What is becoming more apparent is that directors and top management, all very well paid, were living in a fantasy land where they acted as though the era of soaring fees and uninterrupted success would continue indefinitely. They chose to see only what they wanted and never contemplated the prospect that reality might hold a more dismal scenario. It was a time of deafening party making where the voices of reason and prudence, if they were invited to the occasion at all, were completely drowned out in the giddy bonus-popping euphoria of the modern Gilded Age’s newest members. Care about risk was not permitted to intrude upon the holiday from reality many boards chose to take on Wall Street and elsewhere in the years leading up to the subprime cataclysm. Like the Enron-type upheavals and accounting frauds that produced the most comprehensive reforms in securities law since the 1930s, the subprime debacle reveals serious shortcomings in boardroom culture and in the way directors are supposed to work.
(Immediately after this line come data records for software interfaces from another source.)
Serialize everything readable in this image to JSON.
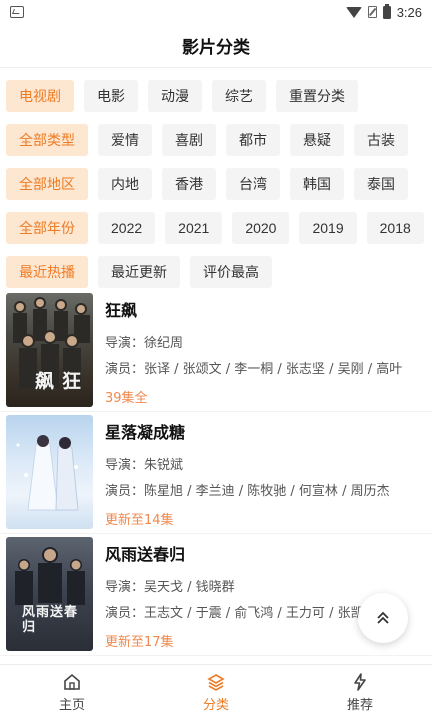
{
  "status_bar": {
    "time": "3:26"
  },
  "header": {
    "title": "影片分类"
  },
  "filters": {
    "row_type": [
      "电视剧",
      "电影",
      "动漫",
      "综艺",
      "重置分类"
    ],
    "row_genre": [
      "全部类型",
      "爱情",
      "喜剧",
      "都市",
      "悬疑",
      "古装"
    ],
    "row_region": [
      "全部地区",
      "内地",
      "香港",
      "台湾",
      "韩国",
      "泰国"
    ],
    "row_year": [
      "全部年份",
      "2022",
      "2021",
      "2020",
      "2019",
      "2018"
    ],
    "row_sort": [
      "最近热播",
      "最近更新",
      "评价最高"
    ]
  },
  "items": [
    {
      "title": "狂飙",
      "director": "导演：徐纪周",
      "actors": "演员：张译 / 张颂文 / 李一桐 / 张志坚 / 吴刚 / 高叶",
      "status": "39集全",
      "poster_caption": "狂飙"
    },
    {
      "title": "星落凝成糖",
      "director": "导演：朱锐斌",
      "actors": "演员：陈星旭 / 李兰迪 / 陈牧驰 / 何宣林 / 周历杰",
      "status": "更新至14集",
      "poster_caption": ""
    },
    {
      "title": "风雨送春归",
      "director": "导演：吴天戈 / 钱晓群",
      "actors": "演员：王志文 / 于震 / 俞飞鸿 / 王力可 / 张凯丽",
      "status": "更新至17集",
      "poster_caption": "风雨送春归"
    }
  ],
  "tabbar": {
    "home": "主页",
    "category": "分类",
    "recommend": "推荐"
  }
}
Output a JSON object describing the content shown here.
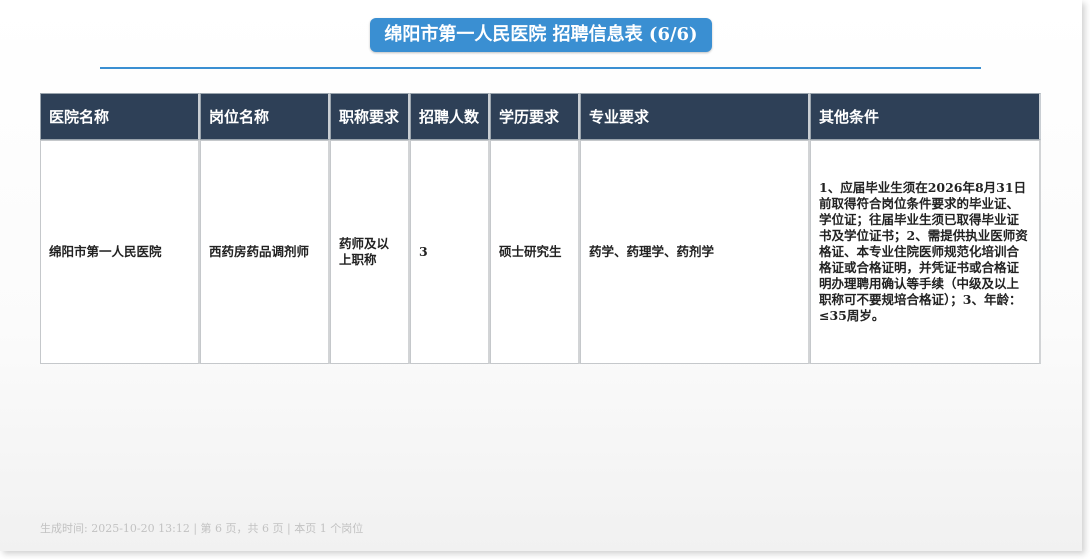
{
  "title": "绵阳市第一人民医院 招聘信息表 (6/6)",
  "table": {
    "headers": [
      "医院名称",
      "岗位名称",
      "职称要求",
      "招聘人数",
      "学历要求",
      "专业要求",
      "其他条件"
    ],
    "rows": [
      {
        "hospital": "绵阳市第一人民医院",
        "position": "西药房药品调剂师",
        "title_req": "药师及以上职称",
        "count": "3",
        "education": "硕士研究生",
        "major": "药学、药理学、药剂学",
        "other": "1、应届毕业生须在2026年8月31日前取得符合岗位条件要求的毕业证、学位证；往届毕业生须已取得毕业证书及学位证书；2、需提供执业医师资格证、本专业住院医师规范化培训合格证或合格证明，并凭证书或合格证明办理聘用确认等手续（中级及以上职称可不要规培合格证）；3、年龄：≤35周岁。"
      }
    ]
  },
  "footer": "生成时间: 2025-10-20 13:12 | 第 6 页，共 6 页 | 本页 1 个岗位"
}
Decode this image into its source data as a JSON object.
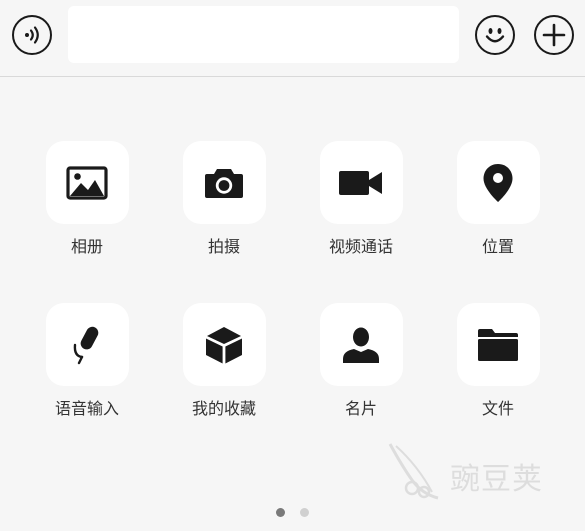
{
  "input_bar": {
    "message_value": ""
  },
  "panel": {
    "row1": [
      {
        "label": "相册",
        "icon": "photo-album-icon"
      },
      {
        "label": "拍摄",
        "icon": "camera-icon"
      },
      {
        "label": "视频通话",
        "icon": "video-call-icon"
      },
      {
        "label": "位置",
        "icon": "location-pin-icon"
      }
    ],
    "row2": [
      {
        "label": "语音输入",
        "icon": "microphone-icon"
      },
      {
        "label": "我的收藏",
        "icon": "favorites-cube-icon"
      },
      {
        "label": "名片",
        "icon": "contact-card-icon"
      },
      {
        "label": "文件",
        "icon": "folder-icon"
      }
    ]
  },
  "pagination": {
    "pages": 2,
    "current": 1
  },
  "watermark": {
    "text": "豌豆荚"
  },
  "colors": {
    "background": "#f6f6f6",
    "tile": "#ffffff",
    "icon": "#1a1a1a",
    "label": "#333333",
    "dot_active": "#7a7a7a",
    "dot_inactive": "#d0d0d0"
  }
}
Simply put, the credit crisis of 2008 can be traced to a complete failure of corporate governance. Others contributed speaking (or non-speaking, as the case may be) parts to the calamity, including sleeping regulators and conflicted rating agencies. But it was the boardroom that played the leading role in this unsettling drama, where the consequences when directors fail to direct were reprised in high definition, even while the scandals of the past were fresh in their minds.
It was a time of excess at every level of the corporate enterprise -except in sound thinking and common sense in the oversight of risk, in vision for looming hazards, and in CEO compensation tied to reason instead of the unsustainable illusion of growing subprime fees. Once again, the safeguards and governance tools that could have protected these companies -and, ultimately, the health of the financial system- from what is fast becoming the worst economic crisis since the Great Depression were the Rodney Dangerfield of the modern banking boardroom.
They just didn’t get any respect.
From the April 1st news ticker: UBS…global wealth managers…announces $19 billion write-down…bringing total write-downs to $33 billion since October 2007…changing business to global wealth destroyers…more impressive track record plus lots of core experience. After all, any business can lose a few million now and then. It takes a special talent to lose $33 billion in less than six months.